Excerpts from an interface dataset
━━━━━━━━

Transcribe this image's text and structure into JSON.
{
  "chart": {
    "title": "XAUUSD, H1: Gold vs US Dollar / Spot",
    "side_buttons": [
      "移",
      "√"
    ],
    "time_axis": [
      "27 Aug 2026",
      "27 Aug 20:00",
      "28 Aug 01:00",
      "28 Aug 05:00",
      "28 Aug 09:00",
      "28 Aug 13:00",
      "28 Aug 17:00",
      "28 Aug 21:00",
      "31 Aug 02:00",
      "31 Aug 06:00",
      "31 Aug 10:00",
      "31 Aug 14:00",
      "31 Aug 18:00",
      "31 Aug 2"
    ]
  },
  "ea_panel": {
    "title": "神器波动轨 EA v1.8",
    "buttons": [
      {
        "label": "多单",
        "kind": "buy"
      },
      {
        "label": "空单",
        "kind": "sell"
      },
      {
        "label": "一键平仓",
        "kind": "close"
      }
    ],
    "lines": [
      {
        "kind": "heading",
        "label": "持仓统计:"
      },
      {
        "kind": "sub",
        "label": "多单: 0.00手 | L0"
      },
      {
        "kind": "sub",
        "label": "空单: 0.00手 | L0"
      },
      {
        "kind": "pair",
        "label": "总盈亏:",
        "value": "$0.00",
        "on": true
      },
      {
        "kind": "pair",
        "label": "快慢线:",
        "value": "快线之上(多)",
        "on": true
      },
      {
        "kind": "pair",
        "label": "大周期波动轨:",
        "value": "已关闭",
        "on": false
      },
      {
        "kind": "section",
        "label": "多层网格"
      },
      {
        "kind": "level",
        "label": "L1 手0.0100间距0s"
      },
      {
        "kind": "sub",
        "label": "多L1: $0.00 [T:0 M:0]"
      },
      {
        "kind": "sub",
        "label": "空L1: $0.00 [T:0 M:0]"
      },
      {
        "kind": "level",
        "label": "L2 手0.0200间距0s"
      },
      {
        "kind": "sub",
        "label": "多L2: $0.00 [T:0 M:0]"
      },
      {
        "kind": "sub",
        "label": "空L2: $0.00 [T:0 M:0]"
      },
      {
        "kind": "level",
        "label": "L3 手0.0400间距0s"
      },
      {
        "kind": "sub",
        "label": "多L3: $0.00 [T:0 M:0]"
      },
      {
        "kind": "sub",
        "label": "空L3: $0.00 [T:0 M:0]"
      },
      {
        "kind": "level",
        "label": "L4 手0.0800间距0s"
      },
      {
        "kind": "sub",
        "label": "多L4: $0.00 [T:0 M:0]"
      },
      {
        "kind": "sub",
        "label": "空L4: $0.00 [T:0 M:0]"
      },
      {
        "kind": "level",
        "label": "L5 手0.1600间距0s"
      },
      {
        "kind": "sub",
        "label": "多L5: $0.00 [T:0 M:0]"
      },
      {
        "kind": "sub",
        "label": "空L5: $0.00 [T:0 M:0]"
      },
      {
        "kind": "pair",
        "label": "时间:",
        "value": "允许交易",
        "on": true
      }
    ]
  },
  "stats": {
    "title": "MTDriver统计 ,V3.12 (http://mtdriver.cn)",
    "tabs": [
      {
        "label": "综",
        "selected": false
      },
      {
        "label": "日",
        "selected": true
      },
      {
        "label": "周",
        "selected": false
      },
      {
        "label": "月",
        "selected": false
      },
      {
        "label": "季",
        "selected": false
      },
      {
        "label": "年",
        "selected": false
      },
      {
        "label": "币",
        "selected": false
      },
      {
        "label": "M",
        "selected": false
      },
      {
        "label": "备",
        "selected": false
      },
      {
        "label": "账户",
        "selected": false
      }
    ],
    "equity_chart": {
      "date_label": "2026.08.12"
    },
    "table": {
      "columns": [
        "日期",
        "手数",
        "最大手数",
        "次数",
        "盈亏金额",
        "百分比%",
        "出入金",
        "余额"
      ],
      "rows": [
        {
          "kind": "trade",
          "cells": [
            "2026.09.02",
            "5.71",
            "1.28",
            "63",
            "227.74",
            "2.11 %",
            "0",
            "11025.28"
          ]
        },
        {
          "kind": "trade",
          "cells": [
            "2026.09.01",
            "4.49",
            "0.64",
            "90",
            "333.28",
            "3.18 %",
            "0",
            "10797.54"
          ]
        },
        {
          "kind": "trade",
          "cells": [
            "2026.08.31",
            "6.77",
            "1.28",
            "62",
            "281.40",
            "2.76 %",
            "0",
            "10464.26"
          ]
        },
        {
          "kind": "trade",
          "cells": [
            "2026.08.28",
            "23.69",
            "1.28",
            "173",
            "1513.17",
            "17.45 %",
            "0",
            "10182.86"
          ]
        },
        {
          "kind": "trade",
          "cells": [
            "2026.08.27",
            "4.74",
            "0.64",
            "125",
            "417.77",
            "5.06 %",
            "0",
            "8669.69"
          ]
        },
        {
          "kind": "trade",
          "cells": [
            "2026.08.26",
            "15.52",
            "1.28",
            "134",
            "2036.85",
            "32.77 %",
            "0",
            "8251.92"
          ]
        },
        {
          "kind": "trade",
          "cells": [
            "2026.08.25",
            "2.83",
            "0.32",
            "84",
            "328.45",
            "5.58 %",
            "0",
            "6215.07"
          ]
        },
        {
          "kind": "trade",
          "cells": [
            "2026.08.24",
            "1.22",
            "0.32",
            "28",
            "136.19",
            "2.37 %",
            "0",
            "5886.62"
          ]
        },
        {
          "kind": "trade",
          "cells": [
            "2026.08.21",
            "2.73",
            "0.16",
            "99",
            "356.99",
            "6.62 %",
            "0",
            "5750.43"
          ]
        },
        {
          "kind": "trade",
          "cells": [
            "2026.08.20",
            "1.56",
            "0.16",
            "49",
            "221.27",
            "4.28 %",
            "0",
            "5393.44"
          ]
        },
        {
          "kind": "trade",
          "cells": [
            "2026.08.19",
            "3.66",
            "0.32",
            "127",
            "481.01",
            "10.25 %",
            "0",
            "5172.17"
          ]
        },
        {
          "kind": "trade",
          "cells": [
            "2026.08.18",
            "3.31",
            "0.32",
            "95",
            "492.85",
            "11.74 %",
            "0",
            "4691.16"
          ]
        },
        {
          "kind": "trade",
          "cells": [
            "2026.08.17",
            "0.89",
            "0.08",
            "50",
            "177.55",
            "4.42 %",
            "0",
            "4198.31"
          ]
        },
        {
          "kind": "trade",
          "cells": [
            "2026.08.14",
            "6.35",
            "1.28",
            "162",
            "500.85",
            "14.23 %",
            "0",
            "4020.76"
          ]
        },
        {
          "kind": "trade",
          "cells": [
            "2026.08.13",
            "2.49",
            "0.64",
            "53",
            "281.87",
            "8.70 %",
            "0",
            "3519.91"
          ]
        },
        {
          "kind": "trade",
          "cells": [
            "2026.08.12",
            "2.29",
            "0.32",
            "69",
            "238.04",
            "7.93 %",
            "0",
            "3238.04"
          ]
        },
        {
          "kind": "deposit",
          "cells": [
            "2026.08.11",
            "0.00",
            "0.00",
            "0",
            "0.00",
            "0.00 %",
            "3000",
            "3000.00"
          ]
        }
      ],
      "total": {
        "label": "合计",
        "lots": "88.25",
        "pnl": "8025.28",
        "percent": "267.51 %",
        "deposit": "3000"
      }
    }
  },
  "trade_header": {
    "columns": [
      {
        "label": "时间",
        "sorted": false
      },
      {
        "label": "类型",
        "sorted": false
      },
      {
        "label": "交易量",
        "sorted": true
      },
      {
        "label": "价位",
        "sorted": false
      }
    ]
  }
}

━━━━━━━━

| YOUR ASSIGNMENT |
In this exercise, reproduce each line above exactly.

| ANSWER |
Transcribe this image's text and structure into JSON.
{
  "chart": {
    "title": "XAUUSD, H1: Gold vs US Dollar / Spot",
    "side_buttons": [
      "移",
      "√"
    ],
    "time_axis": [
      "27 Aug 2026",
      "27 Aug 20:00",
      "28 Aug 01:00",
      "28 Aug 05:00",
      "28 Aug 09:00",
      "28 Aug 13:00",
      "28 Aug 17:00",
      "28 Aug 21:00",
      "31 Aug 02:00",
      "31 Aug 06:00",
      "31 Aug 10:00",
      "31 Aug 14:00",
      "31 Aug 18:00",
      "31 Aug 2"
    ]
  },
  "ea_panel": {
    "title": "神器波动轨 EA v1.8",
    "buttons": [
      {
        "label": "多单",
        "kind": "buy"
      },
      {
        "label": "空单",
        "kind": "sell"
      },
      {
        "label": "一键平仓",
        "kind": "close"
      }
    ],
    "lines": [
      {
        "kind": "heading",
        "label": "持仓统计:"
      },
      {
        "kind": "sub",
        "label": "多单: 0.00手 | L0"
      },
      {
        "kind": "sub",
        "label": "空单: 0.00手 | L0"
      },
      {
        "kind": "pair",
        "label": "总盈亏:",
        "value": "$0.00",
        "on": true
      },
      {
        "kind": "pair",
        "label": "快慢线:",
        "value": "快线之上(多)",
        "on": true
      },
      {
        "kind": "pair",
        "label": "大周期波动轨:",
        "value": "已关闭",
        "on": false
      },
      {
        "kind": "section",
        "label": "多层网格"
      },
      {
        "kind": "level",
        "label": "L1 手0.0100间距0s"
      },
      {
        "kind": "sub",
        "label": "多L1: $0.00 [T:0 M:0]"
      },
      {
        "kind": "sub",
        "label": "空L1: $0.00 [T:0 M:0]"
      },
      {
        "kind": "level",
        "label": "L2 手0.0200间距0s"
      },
      {
        "kind": "sub",
        "label": "多L2: $0.00 [T:0 M:0]"
      },
      {
        "kind": "sub",
        "label": "空L2: $0.00 [T:0 M:0]"
      },
      {
        "kind": "level",
        "label": "L3 手0.0400间距0s"
      },
      {
        "kind": "sub",
        "label": "多L3: $0.00 [T:0 M:0]"
      },
      {
        "kind": "sub",
        "label": "空L3: $0.00 [T:0 M:0]"
      },
      {
        "kind": "level",
        "label": "L4 手0.0800间距0s"
      },
      {
        "kind": "sub",
        "label": "多L4: $0.00 [T:0 M:0]"
      },
      {
        "kind": "sub",
        "label": "空L4: $0.00 [T:0 M:0]"
      },
      {
        "kind": "level",
        "label": "L5 手0.1600间距0s"
      },
      {
        "kind": "sub",
        "label": "多L5: $0.00 [T:0 M:0]"
      },
      {
        "kind": "sub",
        "label": "空L5: $0.00 [T:0 M:0]"
      },
      {
        "kind": "pair",
        "label": "时间:",
        "value": "允许交易",
        "on": true
      }
    ]
  },
  "stats": {
    "title": "MTDriver统计 ,V3.12 (http://mtdriver.cn)",
    "tabs": [
      {
        "label": "综",
        "selected": false
      },
      {
        "label": "日",
        "selected": true
      },
      {
        "label": "周",
        "selected": false
      },
      {
        "label": "月",
        "selected": false
      },
      {
        "label": "季",
        "selected": false
      },
      {
        "label": "年",
        "selected": false
      },
      {
        "label": "币",
        "selected": false
      },
      {
        "label": "M",
        "selected": false
      },
      {
        "label": "备",
        "selected": false
      },
      {
        "label": "账户",
        "selected": false
      }
    ],
    "equity_chart": {
      "date_label": "2026.08.12"
    },
    "table": {
      "columns": [
        "日期",
        "手数",
        "最大手数",
        "次数",
        "盈亏金额",
        "百分比%",
        "出入金",
        "余额"
      ],
      "rows": [
        {
          "kind": "trade",
          "cells": [
            "2026.09.02",
            "5.71",
            "1.28",
            "63",
            "227.74",
            "2.11 %",
            "0",
            "11025.28"
          ]
        },
        {
          "kind": "trade",
          "cells": [
            "2026.09.01",
            "4.49",
            "0.64",
            "90",
            "333.28",
            "3.18 %",
            "0",
            "10797.54"
          ]
        },
        {
          "kind": "trade",
          "cells": [
            "2026.08.31",
            "6.77",
            "1.28",
            "62",
            "281.40",
            "2.76 %",
            "0",
            "10464.26"
          ]
        },
        {
          "kind": "trade",
          "cells": [
            "2026.08.28",
            "23.69",
            "1.28",
            "173",
            "1513.17",
            "17.45 %",
            "0",
            "10182.86"
          ]
        },
        {
          "kind": "trade",
          "cells": [
            "2026.08.27",
            "4.74",
            "0.64",
            "125",
            "417.77",
            "5.06 %",
            "0",
            "8669.69"
          ]
        },
        {
          "kind": "trade",
          "cells": [
            "2026.08.26",
            "15.52",
            "1.28",
            "134",
            "2036.85",
            "32.77 %",
            "0",
            "8251.92"
          ]
        },
        {
          "kind": "trade",
          "cells": [
            "2026.08.25",
            "2.83",
            "0.32",
            "84",
            "328.45",
            "5.58 %",
            "0",
            "6215.07"
          ]
        },
        {
          "kind": "trade",
          "cells": [
            "2026.08.24",
            "1.22",
            "0.32",
            "28",
            "136.19",
            "2.37 %",
            "0",
            "5886.62"
          ]
        },
        {
          "kind": "trade",
          "cells": [
            "2026.08.21",
            "2.73",
            "0.16",
            "99",
            "356.99",
            "6.62 %",
            "0",
            "5750.43"
          ]
        },
        {
          "kind": "trade",
          "cells": [
            "2026.08.20",
            "1.56",
            "0.16",
            "49",
            "221.27",
            "4.28 %",
            "0",
            "5393.44"
          ]
        },
        {
          "kind": "trade",
          "cells": [
            "2026.08.19",
            "3.66",
            "0.32",
            "127",
            "481.01",
            "10.25 %",
            "0",
            "5172.17"
          ]
        },
        {
          "kind": "trade",
          "cells": [
            "2026.08.18",
            "3.31",
            "0.32",
            "95",
            "492.85",
            "11.74 %",
            "0",
            "4691.16"
          ]
        },
        {
          "kind": "trade",
          "cells": [
            "2026.08.17",
            "0.89",
            "0.08",
            "50",
            "177.55",
            "4.42 %",
            "0",
            "4198.31"
          ]
        },
        {
          "kind": "trade",
          "cells": [
            "2026.08.14",
            "6.35",
            "1.28",
            "162",
            "500.85",
            "14.23 %",
            "0",
            "4020.76"
          ]
        },
        {
          "kind": "trade",
          "cells": [
            "2026.08.13",
            "2.49",
            "0.64",
            "53",
            "281.87",
            "8.70 %",
            "0",
            "3519.91"
          ]
        },
        {
          "kind": "trade",
          "cells": [
            "2026.08.12",
            "2.29",
            "0.32",
            "69",
            "238.04",
            "7.93 %",
            "0",
            "3238.04"
          ]
        },
        {
          "kind": "deposit",
          "cells": [
            "2026.08.11",
            "0.00",
            "0.00",
            "0",
            "0.00",
            "0.00 %",
            "3000",
            "3000.00"
          ]
        }
      ],
      "total": {
        "label": "合计",
        "lots": "88.25",
        "pnl": "8025.28",
        "percent": "267.51 %",
        "deposit": "3000"
      }
    }
  },
  "trade_header": {
    "columns": [
      {
        "label": "时间",
        "sorted": false
      },
      {
        "label": "类型",
        "sorted": false
      },
      {
        "label": "交易量",
        "sorted": true
      },
      {
        "label": "价位",
        "sorted": false
      }
    ]
  }
}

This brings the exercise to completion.